- [Exercise goal] Repeat each record below exactly, omitting whatever pictures appear in it.

Component data from apps and pages
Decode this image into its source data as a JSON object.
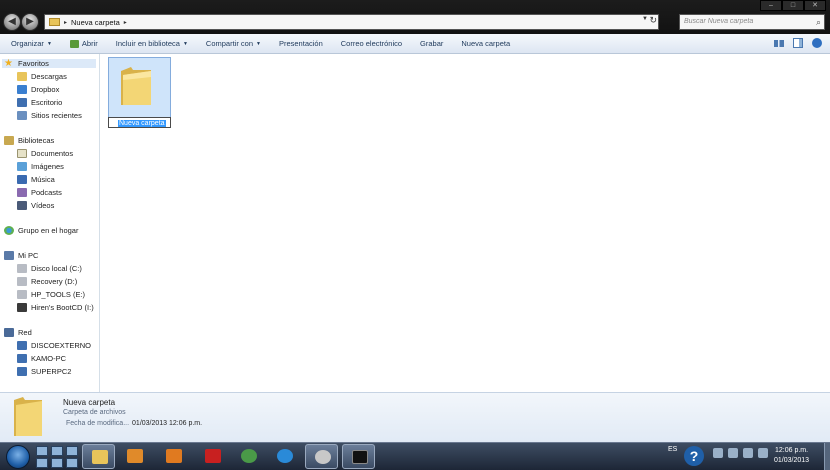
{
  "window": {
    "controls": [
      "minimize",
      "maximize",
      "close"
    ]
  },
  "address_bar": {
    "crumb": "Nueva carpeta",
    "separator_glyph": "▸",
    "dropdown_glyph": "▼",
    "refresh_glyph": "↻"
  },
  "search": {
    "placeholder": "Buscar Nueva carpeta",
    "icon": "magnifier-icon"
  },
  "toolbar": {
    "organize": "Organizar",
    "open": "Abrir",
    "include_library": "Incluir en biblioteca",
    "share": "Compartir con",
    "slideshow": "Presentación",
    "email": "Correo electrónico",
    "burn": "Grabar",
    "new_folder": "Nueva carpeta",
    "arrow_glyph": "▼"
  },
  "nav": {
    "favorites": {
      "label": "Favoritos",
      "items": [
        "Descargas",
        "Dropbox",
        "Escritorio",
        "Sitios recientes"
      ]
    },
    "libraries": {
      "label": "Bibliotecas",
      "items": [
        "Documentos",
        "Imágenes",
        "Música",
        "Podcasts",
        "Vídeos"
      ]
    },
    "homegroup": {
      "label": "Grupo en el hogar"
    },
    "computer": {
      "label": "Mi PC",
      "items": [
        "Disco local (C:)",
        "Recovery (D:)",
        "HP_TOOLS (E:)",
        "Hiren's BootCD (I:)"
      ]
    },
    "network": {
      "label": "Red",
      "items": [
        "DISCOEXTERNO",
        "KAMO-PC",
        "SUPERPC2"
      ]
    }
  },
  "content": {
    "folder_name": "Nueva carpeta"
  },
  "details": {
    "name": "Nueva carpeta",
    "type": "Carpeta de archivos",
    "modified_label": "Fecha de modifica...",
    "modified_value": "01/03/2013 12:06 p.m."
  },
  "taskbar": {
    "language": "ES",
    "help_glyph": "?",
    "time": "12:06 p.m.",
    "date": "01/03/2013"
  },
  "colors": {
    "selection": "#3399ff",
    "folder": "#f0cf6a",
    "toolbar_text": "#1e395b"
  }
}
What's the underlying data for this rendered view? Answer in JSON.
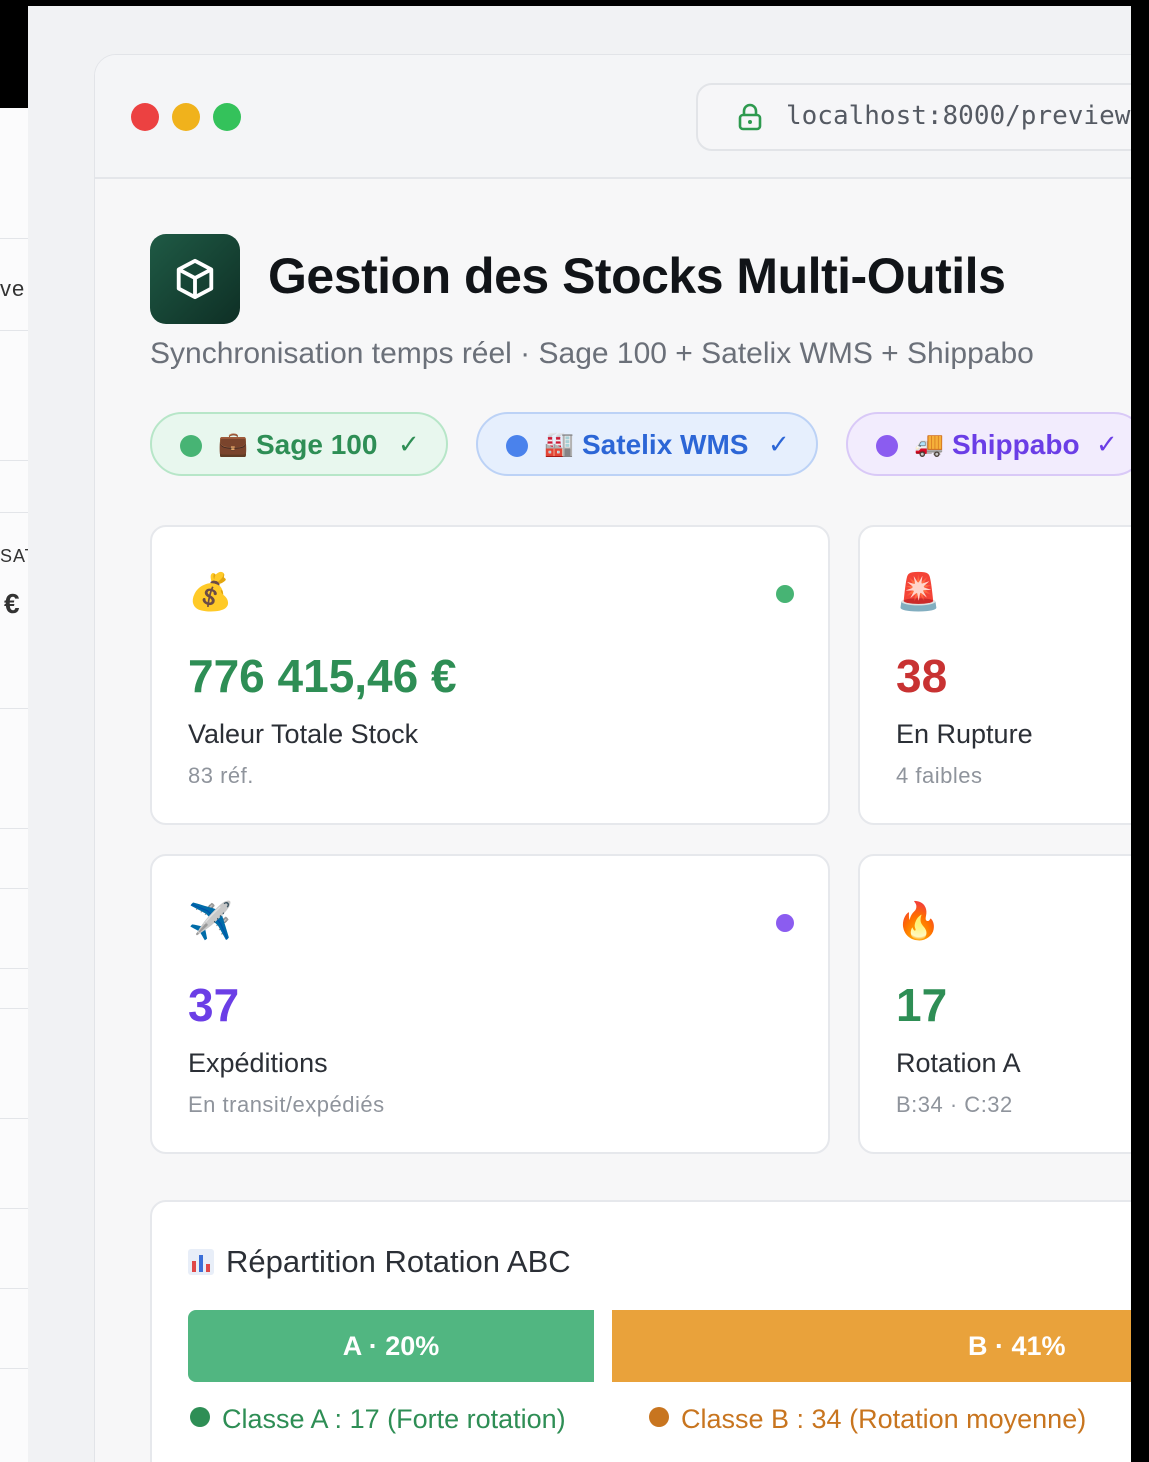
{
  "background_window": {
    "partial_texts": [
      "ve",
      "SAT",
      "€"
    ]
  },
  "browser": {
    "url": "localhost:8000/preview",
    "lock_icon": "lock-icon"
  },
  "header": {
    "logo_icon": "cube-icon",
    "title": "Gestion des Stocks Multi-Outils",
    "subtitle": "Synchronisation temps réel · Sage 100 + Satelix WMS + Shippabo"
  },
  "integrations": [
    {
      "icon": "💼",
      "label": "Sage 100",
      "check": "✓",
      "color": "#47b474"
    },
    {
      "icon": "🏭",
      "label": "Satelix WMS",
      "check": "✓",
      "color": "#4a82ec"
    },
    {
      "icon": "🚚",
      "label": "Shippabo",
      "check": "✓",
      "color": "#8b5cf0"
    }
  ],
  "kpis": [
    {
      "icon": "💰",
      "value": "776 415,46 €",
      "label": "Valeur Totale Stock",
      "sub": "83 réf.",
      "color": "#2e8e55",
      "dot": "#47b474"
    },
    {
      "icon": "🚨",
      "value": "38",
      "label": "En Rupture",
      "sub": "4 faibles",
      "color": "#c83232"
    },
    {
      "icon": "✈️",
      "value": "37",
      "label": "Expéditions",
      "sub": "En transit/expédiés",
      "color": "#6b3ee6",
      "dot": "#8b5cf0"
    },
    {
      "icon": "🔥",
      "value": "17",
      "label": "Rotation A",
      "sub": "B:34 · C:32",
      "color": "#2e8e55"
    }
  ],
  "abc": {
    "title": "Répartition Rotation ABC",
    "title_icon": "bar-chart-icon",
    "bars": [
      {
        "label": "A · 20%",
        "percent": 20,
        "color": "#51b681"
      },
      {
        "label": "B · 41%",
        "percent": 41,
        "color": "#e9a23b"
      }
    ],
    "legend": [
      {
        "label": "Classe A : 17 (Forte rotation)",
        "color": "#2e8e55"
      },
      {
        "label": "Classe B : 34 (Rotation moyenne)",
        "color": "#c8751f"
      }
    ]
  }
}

- [Output of the task]
Decode this image into its source data as a JSON object.
{
  "window": {
    "controls": [
      "minimize",
      "maximize",
      "close"
    ]
  },
  "address_bar": {
    "crumb": "Nueva carpeta",
    "separator_glyph": "▸",
    "dropdown_glyph": "▼",
    "refresh_glyph": "↻"
  },
  "search": {
    "placeholder": "Buscar Nueva carpeta",
    "icon": "magnifier-icon"
  },
  "toolbar": {
    "organize": "Organizar",
    "open": "Abrir",
    "include_library": "Incluir en biblioteca",
    "share": "Compartir con",
    "slideshow": "Presentación",
    "email": "Correo electrónico",
    "burn": "Grabar",
    "new_folder": "Nueva carpeta",
    "arrow_glyph": "▼"
  },
  "nav": {
    "favorites": {
      "label": "Favoritos",
      "items": [
        "Descargas",
        "Dropbox",
        "Escritorio",
        "Sitios recientes"
      ]
    },
    "libraries": {
      "label": "Bibliotecas",
      "items": [
        "Documentos",
        "Imágenes",
        "Música",
        "Podcasts",
        "Vídeos"
      ]
    },
    "homegroup": {
      "label": "Grupo en el hogar"
    },
    "computer": {
      "label": "Mi PC",
      "items": [
        "Disco local (C:)",
        "Recovery (D:)",
        "HP_TOOLS (E:)",
        "Hiren's BootCD (I:)"
      ]
    },
    "network": {
      "label": "Red",
      "items": [
        "DISCOEXTERNO",
        "KAMO-PC",
        "SUPERPC2"
      ]
    }
  },
  "content": {
    "folder_name": "Nueva carpeta"
  },
  "details": {
    "name": "Nueva carpeta",
    "type": "Carpeta de archivos",
    "modified_label": "Fecha de modifica...",
    "modified_value": "01/03/2013 12:06 p.m."
  },
  "taskbar": {
    "language": "ES",
    "help_glyph": "?",
    "time": "12:06 p.m.",
    "date": "01/03/2013"
  },
  "colors": {
    "selection": "#3399ff",
    "folder": "#f0cf6a",
    "toolbar_text": "#1e395b"
  }
}
What's the underlying data for this rendered view? Answer in JSON.
{
  "background_window": {
    "partial_texts": [
      "ve",
      "SAT",
      "€"
    ]
  },
  "browser": {
    "url": "localhost:8000/preview",
    "lock_icon": "lock-icon"
  },
  "header": {
    "logo_icon": "cube-icon",
    "title": "Gestion des Stocks Multi-Outils",
    "subtitle": "Synchronisation temps réel · Sage 100 + Satelix WMS + Shippabo"
  },
  "integrations": [
    {
      "icon": "💼",
      "label": "Sage 100",
      "check": "✓",
      "color": "#47b474"
    },
    {
      "icon": "🏭",
      "label": "Satelix WMS",
      "check": "✓",
      "color": "#4a82ec"
    },
    {
      "icon": "🚚",
      "label": "Shippabo",
      "check": "✓",
      "color": "#8b5cf0"
    }
  ],
  "kpis": [
    {
      "icon": "💰",
      "value": "776 415,46 €",
      "label": "Valeur Totale Stock",
      "sub": "83 réf.",
      "color": "#2e8e55",
      "dot": "#47b474"
    },
    {
      "icon": "🚨",
      "value": "38",
      "label": "En Rupture",
      "sub": "4 faibles",
      "color": "#c83232"
    },
    {
      "icon": "✈️",
      "value": "37",
      "label": "Expéditions",
      "sub": "En transit/expédiés",
      "color": "#6b3ee6",
      "dot": "#8b5cf0"
    },
    {
      "icon": "🔥",
      "value": "17",
      "label": "Rotation A",
      "sub": "B:34 · C:32",
      "color": "#2e8e55"
    }
  ],
  "abc": {
    "title": "Répartition Rotation ABC",
    "title_icon": "bar-chart-icon",
    "bars": [
      {
        "label": "A · 20%",
        "percent": 20,
        "color": "#51b681"
      },
      {
        "label": "B · 41%",
        "percent": 41,
        "color": "#e9a23b"
      }
    ],
    "legend": [
      {
        "label": "Classe A : 17 (Forte rotation)",
        "color": "#2e8e55"
      },
      {
        "label": "Classe B : 34 (Rotation moyenne)",
        "color": "#c8751f"
      }
    ]
  }
}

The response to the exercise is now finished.